I seems every time I write a post about the sales process, I get comments that it is not reasonable to force sales people to use the sales process. They include, “forcing someone to use the sales process removes their creativity from the opportunity,” or “I’m an experienced sales person, I know how to do deals, I don’t need to follow any company process,” or “it’s wrong to force high performers to do something different from what they are already doing.”
In some ways, I’m sympathetic. If a company has a bad or outdated sales process, then forcing sales people to use the process is counterproductive—fix the process first, then show the sales people how they can be more productive and effective using the sales process. With a great sales process, it becomes very simple, sales people close more business and make more money. The organization closes more business and makes more money. Simple!

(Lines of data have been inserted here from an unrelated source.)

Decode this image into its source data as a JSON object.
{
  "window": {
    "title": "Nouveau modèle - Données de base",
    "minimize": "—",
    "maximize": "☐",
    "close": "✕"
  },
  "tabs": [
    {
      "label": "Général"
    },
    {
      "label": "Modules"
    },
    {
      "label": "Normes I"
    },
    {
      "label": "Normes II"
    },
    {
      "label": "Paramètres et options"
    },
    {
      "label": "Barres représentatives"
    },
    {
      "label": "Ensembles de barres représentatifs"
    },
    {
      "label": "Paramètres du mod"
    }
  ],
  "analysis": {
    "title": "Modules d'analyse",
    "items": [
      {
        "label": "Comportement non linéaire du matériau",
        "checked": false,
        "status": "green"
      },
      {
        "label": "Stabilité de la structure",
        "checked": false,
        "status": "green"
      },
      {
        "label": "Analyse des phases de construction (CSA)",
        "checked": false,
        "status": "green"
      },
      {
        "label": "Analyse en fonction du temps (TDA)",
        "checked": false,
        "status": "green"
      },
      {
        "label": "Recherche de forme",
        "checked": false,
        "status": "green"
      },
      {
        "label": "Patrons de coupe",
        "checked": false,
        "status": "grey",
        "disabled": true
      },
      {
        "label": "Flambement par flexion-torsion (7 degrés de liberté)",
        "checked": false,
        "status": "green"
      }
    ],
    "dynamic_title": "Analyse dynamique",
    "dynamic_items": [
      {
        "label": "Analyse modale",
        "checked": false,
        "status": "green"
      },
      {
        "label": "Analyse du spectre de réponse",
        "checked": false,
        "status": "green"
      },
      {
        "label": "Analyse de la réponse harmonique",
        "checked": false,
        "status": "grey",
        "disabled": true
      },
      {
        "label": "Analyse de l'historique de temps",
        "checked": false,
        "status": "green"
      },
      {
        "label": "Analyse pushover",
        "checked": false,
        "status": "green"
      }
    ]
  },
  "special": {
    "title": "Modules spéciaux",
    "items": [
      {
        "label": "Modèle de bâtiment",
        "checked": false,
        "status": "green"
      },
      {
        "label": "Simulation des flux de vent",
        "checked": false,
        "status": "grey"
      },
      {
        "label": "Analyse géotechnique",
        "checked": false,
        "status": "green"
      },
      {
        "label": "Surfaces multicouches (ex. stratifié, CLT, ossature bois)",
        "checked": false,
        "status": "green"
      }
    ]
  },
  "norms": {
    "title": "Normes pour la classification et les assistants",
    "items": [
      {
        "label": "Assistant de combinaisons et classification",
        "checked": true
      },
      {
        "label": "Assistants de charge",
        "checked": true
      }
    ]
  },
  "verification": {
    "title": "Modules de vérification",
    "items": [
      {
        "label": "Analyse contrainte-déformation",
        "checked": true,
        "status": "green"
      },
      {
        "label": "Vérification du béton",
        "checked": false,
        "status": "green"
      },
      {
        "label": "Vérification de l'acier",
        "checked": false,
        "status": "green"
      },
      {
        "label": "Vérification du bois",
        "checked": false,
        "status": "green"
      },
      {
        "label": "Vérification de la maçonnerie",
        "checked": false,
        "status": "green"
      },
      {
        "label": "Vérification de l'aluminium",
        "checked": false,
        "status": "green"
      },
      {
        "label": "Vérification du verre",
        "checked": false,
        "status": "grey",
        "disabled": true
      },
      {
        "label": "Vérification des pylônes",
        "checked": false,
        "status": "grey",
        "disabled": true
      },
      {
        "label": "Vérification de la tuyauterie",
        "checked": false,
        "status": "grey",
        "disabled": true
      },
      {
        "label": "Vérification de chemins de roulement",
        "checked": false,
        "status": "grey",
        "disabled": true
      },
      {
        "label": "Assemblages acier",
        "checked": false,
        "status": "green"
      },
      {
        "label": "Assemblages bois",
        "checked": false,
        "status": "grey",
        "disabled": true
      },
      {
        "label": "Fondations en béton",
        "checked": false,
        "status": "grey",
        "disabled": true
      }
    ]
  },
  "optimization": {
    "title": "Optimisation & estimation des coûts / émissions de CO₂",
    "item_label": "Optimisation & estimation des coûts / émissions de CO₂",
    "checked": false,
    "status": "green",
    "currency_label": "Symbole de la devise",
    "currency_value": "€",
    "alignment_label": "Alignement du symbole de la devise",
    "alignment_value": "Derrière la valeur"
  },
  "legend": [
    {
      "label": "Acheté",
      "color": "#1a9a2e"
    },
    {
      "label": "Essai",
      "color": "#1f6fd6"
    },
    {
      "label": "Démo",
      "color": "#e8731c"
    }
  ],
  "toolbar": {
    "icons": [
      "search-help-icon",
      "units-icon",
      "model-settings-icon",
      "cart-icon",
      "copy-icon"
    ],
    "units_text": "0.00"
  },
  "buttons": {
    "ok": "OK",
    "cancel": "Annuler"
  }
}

But for every other reason, I am absolutely unsympathetic to sales people who don’t use the sales process or managers that don’t show sales people they can be more productive using the sales process. My reasoning is: If the sales process represents the best experience in closing deals, if it is based on maximizing the probability of winning, on reducing the sales cycle, on maximizing deal profitability, then it’s foolish for anyone not to use the sales process. If the sales process is the road map to success, helping sales people win more deals in a shorter period of time, then sales people should clamor to use the process. If the sales process maximizes the productivity and results of the sales person, then any manager not making sure their people understand and use the sales process is not doing his or her job.
In my view a sales process is not optional–at least if you want the highest levels of personal and organizational performance. It’s not optional for management. Managers must make sure they have designed a sales process that maximizes performance. Managers must make certain the process is current and competitive. Managers must train and coach their people in how to use the sales process to produce the best results. They must use the process in every review they do and set an example in their own personal performance. Any manager choosing not to do these things is telling his management and his people, “I am not trying to maximize the performance of my people and my organization. I’m not interested in my sales people being as successful as they can be. I’m not interested in making the organization as successful as it can be.”
It’s not optional for sales people either. Sales people refusing to use the process are the same, they are opting to perform at lower levels than they could.
“But Dave, that’s awfully simplistic, things aren’t that black and white. Sometimes our sales people do much better not using the process, or by putting their own spin on the process.” It’s a fair argument, but actually, I think when this starts happening consistently, it’s actually an indicator that the sales process needs to be reviewed and updated. When the sales process doesn’t serve the sales people and they start doing their own thing and producing better results, then the sales process needs updating. The faster things are changing–competition, market conditions, the way customers buy, the products and solutions offered, the more we have to update our sales process. In today’s markets, I tend to recommend the sales process needs to be formally reviewed semiannually.
There are no excuses for not having a good and current sales process. There are no excuses for management not to use the process. Likewise for the sales people.
Am I being too hard-nosed or simplistic?
As a side note, don’t forget to get your free copy of our Sales Process and Sales Process Self Assessment eBook. It’s a much more detailed review of developing, implementing, and managing your sales process. Click on the link to get your own copy!